Excerpts from an interface dataset
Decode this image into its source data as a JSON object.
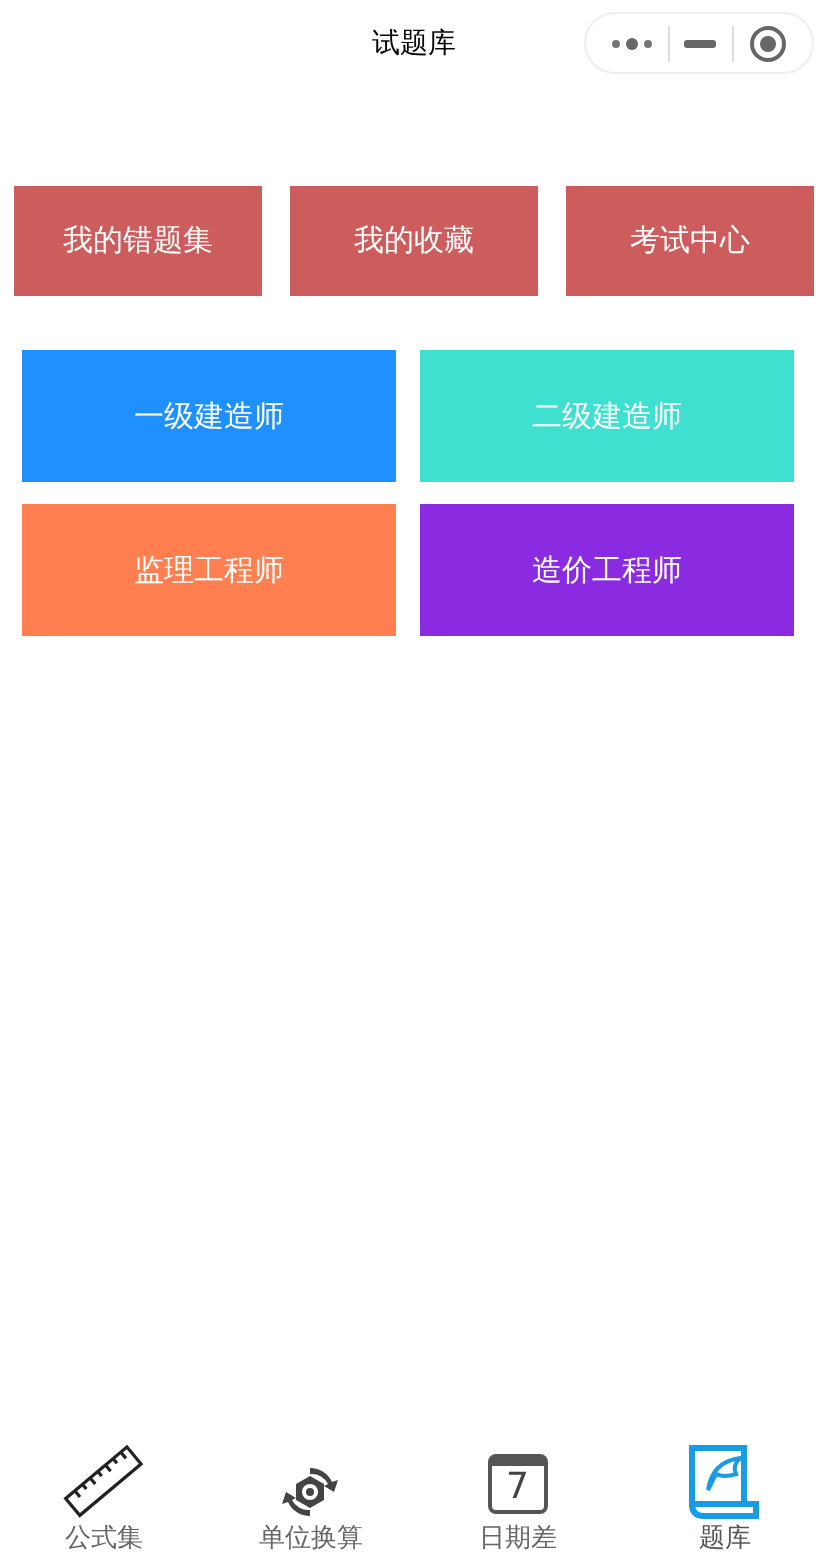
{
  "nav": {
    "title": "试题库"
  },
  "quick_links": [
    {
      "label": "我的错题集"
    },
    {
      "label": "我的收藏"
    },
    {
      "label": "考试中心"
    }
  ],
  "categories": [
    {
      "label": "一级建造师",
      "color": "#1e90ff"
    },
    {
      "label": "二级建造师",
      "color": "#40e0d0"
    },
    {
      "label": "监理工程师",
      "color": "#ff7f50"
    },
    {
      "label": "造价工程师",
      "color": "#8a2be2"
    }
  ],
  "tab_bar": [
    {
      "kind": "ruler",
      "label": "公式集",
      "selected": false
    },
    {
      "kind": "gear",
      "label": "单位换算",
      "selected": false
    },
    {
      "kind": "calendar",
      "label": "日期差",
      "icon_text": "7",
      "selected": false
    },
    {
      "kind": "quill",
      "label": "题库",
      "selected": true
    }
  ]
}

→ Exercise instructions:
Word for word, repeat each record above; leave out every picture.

→ Exercise result:
Decode this image into its source data as a JSON object.
{
  "nav": {
    "title": "试题库"
  },
  "quick_links": [
    {
      "label": "我的错题集"
    },
    {
      "label": "我的收藏"
    },
    {
      "label": "考试中心"
    }
  ],
  "categories": [
    {
      "label": "一级建造师",
      "color": "#1e90ff"
    },
    {
      "label": "二级建造师",
      "color": "#40e0d0"
    },
    {
      "label": "监理工程师",
      "color": "#ff7f50"
    },
    {
      "label": "造价工程师",
      "color": "#8a2be2"
    }
  ],
  "tab_bar": [
    {
      "kind": "ruler",
      "label": "公式集",
      "selected": false
    },
    {
      "kind": "gear",
      "label": "单位换算",
      "selected": false
    },
    {
      "kind": "calendar",
      "label": "日期差",
      "icon_text": "7",
      "selected": false
    },
    {
      "kind": "quill",
      "label": "题库",
      "selected": true
    }
  ]
}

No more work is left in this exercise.